═════ Data supplied ═════
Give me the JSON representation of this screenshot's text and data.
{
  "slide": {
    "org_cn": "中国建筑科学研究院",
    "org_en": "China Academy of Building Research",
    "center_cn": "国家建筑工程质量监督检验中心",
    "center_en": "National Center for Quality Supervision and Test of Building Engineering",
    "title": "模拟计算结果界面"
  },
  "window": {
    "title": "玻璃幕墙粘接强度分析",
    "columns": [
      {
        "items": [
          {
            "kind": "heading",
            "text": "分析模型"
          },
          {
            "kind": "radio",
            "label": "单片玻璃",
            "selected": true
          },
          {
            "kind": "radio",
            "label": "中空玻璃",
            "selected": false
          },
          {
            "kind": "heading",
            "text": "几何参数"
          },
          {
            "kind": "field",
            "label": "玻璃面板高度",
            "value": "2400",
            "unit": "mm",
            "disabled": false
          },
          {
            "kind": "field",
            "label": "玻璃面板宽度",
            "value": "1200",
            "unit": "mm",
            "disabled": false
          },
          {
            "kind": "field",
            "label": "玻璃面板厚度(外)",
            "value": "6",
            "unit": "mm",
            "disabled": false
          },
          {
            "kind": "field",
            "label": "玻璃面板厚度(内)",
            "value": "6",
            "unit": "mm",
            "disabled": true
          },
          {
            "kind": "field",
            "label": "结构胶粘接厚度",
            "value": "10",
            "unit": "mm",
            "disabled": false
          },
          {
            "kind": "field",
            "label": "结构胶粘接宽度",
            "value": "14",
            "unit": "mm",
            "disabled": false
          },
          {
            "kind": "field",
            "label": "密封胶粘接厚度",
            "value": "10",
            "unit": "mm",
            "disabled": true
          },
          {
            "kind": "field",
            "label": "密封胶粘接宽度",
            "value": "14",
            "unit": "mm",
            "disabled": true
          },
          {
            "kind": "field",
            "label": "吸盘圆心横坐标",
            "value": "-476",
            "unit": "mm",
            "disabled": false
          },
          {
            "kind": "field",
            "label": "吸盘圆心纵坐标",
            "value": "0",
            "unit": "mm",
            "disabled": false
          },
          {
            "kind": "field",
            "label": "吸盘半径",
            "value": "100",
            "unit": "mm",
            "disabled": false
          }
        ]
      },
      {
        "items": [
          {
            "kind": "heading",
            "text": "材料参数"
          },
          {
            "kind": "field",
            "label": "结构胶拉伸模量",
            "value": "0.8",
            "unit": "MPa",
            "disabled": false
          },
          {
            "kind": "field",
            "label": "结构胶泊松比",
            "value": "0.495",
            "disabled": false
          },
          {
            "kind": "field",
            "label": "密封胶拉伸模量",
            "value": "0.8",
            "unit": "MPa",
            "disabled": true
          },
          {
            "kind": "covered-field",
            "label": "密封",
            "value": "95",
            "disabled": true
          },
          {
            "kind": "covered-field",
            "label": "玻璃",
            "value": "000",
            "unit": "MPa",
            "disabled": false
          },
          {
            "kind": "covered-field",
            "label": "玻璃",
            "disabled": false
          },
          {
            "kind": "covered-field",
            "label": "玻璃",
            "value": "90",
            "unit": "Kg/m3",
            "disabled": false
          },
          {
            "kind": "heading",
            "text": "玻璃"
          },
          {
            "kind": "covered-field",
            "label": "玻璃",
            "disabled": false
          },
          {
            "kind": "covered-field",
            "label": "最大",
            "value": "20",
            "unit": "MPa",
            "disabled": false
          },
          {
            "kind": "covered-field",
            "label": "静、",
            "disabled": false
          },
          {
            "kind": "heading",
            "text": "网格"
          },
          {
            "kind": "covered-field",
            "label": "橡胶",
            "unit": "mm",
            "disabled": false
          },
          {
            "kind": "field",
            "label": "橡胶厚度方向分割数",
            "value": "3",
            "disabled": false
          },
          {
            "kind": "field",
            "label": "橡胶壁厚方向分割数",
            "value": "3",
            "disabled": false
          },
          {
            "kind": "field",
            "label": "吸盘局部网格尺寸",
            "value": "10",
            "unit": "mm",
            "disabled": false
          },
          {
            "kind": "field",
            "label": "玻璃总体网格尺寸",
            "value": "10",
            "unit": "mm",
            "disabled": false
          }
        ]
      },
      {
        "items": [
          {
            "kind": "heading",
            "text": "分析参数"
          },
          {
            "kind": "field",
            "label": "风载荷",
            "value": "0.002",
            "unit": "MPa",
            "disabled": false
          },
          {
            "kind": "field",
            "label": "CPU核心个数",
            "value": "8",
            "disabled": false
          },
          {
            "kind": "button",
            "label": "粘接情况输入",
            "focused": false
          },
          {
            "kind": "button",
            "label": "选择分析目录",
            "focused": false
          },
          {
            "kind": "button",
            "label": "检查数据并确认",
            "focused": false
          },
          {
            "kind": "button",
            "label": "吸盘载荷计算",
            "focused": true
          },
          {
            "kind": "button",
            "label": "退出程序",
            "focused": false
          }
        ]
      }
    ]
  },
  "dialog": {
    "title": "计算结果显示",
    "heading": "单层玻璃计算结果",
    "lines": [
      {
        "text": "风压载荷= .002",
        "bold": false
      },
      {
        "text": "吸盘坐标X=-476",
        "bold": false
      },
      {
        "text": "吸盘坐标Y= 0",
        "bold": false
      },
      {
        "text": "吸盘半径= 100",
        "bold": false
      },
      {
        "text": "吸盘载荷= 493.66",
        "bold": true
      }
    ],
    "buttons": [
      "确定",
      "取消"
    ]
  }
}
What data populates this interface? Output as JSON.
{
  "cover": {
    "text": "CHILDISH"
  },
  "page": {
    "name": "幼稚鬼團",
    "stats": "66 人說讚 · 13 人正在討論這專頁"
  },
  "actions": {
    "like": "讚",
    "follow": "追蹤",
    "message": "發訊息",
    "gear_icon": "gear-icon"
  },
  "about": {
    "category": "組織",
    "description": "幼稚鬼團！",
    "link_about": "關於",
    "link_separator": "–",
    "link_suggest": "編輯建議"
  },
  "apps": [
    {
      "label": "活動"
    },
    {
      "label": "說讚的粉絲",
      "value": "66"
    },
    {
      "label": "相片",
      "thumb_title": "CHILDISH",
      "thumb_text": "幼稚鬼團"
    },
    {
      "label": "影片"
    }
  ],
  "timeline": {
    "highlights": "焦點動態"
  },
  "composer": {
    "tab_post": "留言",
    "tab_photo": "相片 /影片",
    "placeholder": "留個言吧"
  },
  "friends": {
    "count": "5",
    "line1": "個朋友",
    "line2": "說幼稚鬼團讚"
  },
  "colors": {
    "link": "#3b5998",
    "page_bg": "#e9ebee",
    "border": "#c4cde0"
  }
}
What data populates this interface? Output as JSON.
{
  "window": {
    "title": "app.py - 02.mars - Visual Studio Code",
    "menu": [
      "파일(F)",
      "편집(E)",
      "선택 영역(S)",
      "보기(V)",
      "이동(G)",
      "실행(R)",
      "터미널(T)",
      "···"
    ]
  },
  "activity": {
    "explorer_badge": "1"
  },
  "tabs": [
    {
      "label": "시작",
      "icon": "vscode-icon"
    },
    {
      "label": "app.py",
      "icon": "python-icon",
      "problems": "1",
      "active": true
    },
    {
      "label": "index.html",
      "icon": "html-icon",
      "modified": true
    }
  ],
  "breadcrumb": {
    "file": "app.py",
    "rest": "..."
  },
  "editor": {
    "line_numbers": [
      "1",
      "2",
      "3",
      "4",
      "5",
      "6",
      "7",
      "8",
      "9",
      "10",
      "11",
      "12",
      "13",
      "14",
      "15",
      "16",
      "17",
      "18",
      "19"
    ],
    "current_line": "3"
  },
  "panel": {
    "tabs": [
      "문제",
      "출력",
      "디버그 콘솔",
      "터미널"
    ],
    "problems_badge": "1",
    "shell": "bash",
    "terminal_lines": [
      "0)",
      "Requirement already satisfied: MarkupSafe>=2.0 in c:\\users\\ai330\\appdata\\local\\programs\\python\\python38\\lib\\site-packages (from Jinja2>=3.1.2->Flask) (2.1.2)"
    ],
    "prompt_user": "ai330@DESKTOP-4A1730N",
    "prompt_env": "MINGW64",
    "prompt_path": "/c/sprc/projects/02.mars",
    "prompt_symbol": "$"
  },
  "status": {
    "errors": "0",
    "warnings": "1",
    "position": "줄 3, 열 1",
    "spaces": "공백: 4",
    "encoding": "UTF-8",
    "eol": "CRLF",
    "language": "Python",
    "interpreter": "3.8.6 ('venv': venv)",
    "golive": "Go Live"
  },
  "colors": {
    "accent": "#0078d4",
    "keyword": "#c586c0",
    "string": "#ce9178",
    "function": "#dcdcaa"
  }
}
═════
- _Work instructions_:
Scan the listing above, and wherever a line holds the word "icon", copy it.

- _Written answer_:
    "gear_icon": "gear-icon"
      "icon": "vscode-icon"
      "icon": "python-icon",
      "icon": "html-icon",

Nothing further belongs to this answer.